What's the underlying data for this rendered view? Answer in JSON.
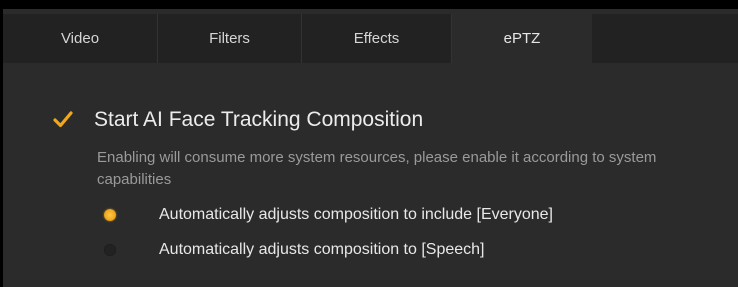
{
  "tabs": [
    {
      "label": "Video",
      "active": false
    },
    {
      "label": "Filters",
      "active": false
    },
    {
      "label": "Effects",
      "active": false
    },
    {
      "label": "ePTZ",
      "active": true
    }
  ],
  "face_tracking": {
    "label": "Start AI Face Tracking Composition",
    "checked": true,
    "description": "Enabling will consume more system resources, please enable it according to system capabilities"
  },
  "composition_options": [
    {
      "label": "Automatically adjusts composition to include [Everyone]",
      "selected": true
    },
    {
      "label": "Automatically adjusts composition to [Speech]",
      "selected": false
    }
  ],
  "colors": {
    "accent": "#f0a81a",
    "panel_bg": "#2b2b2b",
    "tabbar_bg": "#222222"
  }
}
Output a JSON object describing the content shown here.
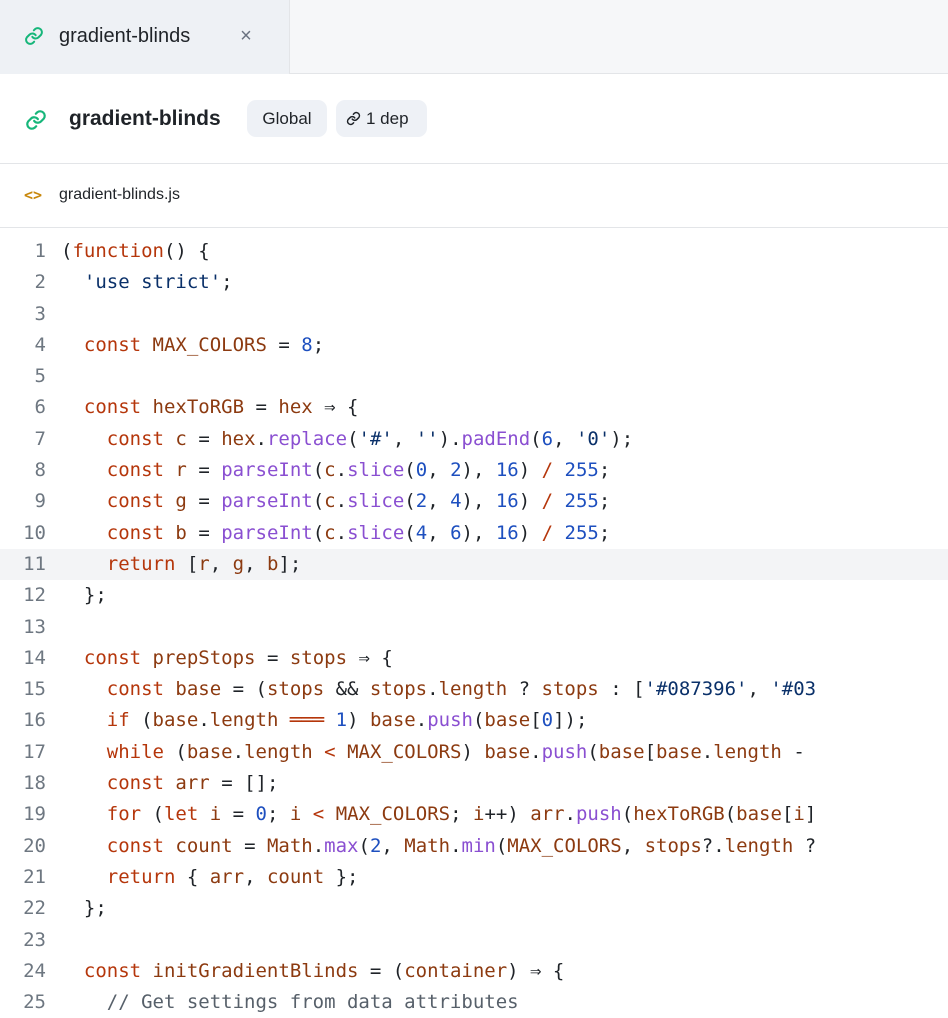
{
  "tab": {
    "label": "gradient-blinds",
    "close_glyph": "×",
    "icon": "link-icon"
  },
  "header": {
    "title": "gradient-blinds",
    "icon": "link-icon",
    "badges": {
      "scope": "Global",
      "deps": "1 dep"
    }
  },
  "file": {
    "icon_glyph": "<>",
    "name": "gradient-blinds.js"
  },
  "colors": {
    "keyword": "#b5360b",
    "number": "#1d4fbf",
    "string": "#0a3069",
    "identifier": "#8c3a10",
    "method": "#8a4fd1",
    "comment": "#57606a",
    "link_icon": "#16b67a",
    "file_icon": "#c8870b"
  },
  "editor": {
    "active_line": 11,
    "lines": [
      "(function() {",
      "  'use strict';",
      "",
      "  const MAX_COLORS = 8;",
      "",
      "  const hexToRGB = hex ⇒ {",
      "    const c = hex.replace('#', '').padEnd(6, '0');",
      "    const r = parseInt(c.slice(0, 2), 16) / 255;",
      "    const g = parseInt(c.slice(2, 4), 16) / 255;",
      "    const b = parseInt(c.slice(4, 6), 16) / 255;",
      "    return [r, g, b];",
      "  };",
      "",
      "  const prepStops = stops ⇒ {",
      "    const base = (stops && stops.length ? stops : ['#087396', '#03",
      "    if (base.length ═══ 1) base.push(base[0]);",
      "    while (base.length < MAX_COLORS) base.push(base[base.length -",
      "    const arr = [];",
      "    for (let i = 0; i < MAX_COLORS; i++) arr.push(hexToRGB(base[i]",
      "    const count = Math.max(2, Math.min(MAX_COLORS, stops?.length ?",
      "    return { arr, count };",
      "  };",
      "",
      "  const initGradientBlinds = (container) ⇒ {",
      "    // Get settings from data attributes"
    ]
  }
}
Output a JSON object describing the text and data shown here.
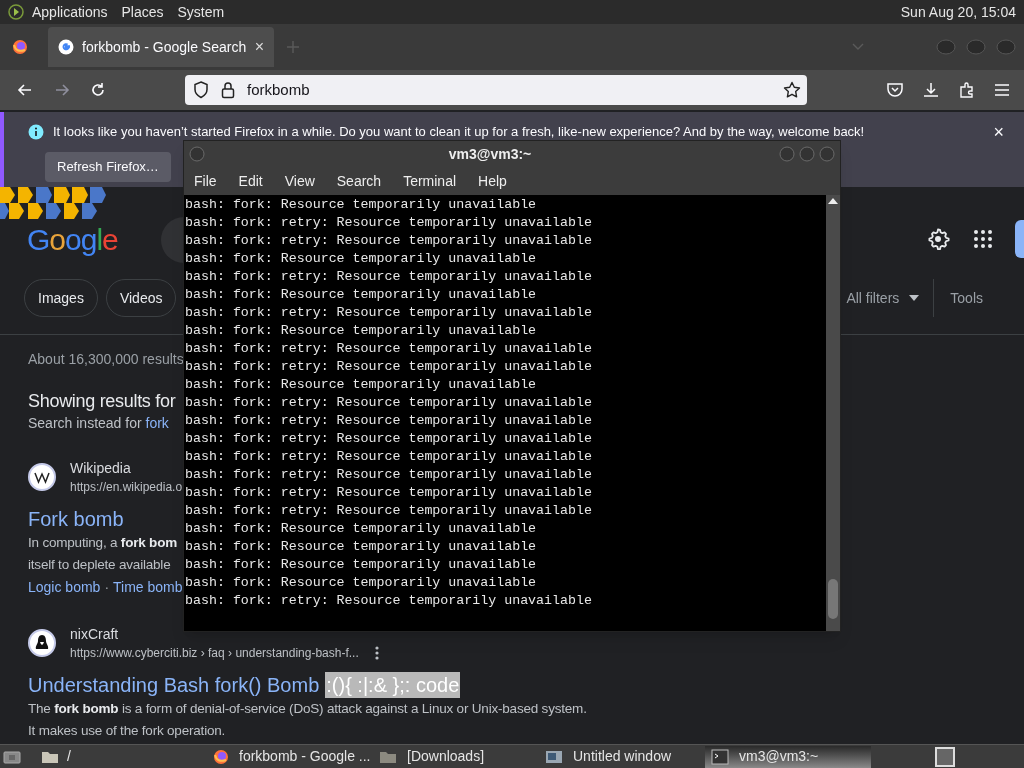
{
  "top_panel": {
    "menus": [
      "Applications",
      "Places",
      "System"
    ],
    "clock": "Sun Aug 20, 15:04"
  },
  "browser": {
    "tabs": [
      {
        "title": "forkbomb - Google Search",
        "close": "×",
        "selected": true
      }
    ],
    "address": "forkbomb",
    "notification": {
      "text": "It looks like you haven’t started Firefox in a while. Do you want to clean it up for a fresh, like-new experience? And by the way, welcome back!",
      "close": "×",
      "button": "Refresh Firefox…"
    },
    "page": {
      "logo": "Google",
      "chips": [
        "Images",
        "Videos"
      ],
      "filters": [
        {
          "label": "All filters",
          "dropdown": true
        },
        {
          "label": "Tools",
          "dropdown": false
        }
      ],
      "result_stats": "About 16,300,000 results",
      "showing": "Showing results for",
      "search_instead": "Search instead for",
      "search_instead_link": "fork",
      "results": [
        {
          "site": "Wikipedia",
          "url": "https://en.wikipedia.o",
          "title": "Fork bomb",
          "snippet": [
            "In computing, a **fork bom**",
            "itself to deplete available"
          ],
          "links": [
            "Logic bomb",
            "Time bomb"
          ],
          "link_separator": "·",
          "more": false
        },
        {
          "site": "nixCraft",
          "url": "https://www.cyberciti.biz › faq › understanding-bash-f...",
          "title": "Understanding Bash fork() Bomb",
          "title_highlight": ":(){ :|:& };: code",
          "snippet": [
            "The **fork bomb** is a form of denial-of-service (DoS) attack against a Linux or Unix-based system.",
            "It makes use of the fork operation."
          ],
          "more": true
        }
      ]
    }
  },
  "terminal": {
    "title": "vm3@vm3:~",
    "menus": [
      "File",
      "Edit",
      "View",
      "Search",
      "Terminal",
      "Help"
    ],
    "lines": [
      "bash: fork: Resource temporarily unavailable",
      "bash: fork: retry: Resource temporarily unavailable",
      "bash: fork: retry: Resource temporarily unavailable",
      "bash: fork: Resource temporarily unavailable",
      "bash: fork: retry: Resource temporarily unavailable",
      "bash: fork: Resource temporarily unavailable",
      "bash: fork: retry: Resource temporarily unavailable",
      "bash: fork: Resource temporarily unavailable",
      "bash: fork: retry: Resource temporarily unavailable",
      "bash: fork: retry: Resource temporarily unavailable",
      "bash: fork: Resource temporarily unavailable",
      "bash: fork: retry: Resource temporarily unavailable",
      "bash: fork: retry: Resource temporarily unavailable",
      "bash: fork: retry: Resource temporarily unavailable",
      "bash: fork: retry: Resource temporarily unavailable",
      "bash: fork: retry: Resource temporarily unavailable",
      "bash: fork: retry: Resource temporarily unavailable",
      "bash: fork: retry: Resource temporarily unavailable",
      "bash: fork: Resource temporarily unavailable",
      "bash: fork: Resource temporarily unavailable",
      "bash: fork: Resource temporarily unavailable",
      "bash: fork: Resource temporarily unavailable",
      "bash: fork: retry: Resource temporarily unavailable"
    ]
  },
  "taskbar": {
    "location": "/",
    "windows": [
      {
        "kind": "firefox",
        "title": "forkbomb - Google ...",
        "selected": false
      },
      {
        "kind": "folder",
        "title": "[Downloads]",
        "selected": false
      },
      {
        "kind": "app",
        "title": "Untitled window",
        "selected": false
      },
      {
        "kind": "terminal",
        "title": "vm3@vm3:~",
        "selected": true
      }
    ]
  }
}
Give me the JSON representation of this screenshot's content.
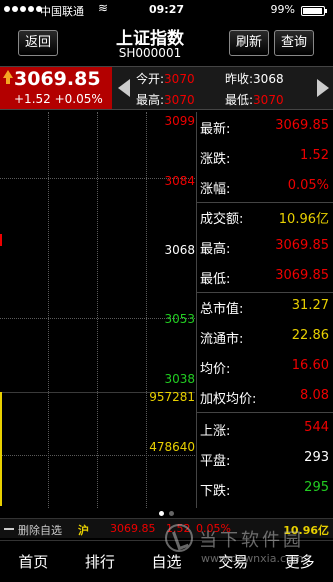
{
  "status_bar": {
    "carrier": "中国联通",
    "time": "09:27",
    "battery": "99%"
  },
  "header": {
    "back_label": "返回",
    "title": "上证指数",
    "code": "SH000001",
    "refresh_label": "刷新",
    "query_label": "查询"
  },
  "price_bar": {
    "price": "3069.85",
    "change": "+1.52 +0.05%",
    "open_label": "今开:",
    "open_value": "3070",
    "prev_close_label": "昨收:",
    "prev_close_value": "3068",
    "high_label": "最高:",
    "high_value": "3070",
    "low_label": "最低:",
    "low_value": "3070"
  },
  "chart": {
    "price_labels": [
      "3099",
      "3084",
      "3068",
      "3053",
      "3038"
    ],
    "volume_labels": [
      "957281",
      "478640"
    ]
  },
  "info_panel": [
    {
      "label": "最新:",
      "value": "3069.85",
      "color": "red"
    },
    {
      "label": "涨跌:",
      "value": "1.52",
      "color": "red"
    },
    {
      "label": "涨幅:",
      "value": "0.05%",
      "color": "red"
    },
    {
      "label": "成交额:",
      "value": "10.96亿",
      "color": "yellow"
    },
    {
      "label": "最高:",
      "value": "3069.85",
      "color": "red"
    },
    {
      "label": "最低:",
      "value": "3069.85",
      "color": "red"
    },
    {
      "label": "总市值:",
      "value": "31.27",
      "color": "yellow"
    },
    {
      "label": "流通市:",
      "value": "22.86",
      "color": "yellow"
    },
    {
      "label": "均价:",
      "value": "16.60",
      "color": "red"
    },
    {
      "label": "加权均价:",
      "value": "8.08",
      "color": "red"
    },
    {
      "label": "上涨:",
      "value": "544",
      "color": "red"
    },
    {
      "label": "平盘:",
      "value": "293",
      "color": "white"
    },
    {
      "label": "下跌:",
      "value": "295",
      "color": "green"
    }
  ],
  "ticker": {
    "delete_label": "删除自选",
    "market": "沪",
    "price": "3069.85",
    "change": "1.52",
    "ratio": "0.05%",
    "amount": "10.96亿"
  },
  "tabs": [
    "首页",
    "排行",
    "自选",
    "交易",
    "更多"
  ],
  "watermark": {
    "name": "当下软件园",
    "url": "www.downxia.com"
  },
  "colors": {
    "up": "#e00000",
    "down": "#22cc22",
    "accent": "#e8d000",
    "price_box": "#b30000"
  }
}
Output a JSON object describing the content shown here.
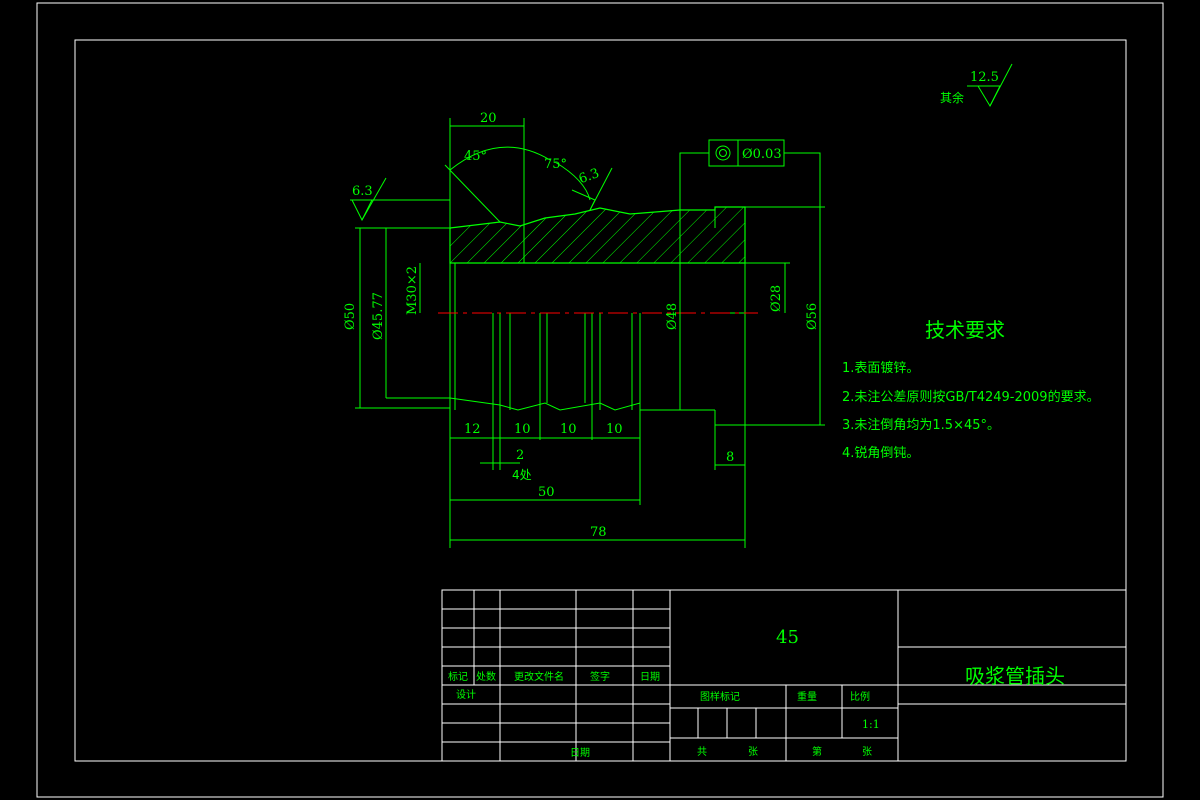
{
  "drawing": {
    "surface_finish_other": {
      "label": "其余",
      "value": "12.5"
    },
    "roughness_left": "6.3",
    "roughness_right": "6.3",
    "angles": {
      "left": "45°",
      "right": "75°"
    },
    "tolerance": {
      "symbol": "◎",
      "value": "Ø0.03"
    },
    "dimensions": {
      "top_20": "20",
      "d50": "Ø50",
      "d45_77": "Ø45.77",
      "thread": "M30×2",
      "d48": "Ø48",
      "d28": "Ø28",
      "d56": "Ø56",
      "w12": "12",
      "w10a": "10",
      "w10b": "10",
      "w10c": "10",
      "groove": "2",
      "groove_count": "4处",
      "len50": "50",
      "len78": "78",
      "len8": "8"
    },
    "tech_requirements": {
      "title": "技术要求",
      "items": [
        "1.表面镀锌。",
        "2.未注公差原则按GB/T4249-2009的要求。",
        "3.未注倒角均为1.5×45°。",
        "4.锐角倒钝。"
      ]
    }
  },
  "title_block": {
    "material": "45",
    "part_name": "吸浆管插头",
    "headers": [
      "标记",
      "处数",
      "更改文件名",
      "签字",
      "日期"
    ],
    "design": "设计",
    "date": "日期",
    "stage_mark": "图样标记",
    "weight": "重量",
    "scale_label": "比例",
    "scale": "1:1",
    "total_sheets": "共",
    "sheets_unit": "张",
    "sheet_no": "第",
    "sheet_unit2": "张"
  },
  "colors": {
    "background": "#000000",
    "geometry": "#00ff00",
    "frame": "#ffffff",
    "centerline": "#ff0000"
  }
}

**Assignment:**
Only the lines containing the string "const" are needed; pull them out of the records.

**Reply to the exercise:**
      "  const MAX_COLORS = 8;",
      "  const hexToRGB = hex ⇒ {",
      "    const c = hex.replace('#', '').padEnd(6, '0');",
      "    const r = parseInt(c.slice(0, 2), 16) / 255;",
      "    const g = parseInt(c.slice(2, 4), 16) / 255;",
      "    const b = parseInt(c.slice(4, 6), 16) / 255;",
      "  const prepStops = stops ⇒ {",
      "    const base = (stops && stops.length ? stops : ['#087396', '#03",
      "    const arr = [];",
      "    const count = Math.max(2, Math.min(MAX_COLORS, stops?.length ?",
      "  const initGradientBlinds = (container) ⇒ {",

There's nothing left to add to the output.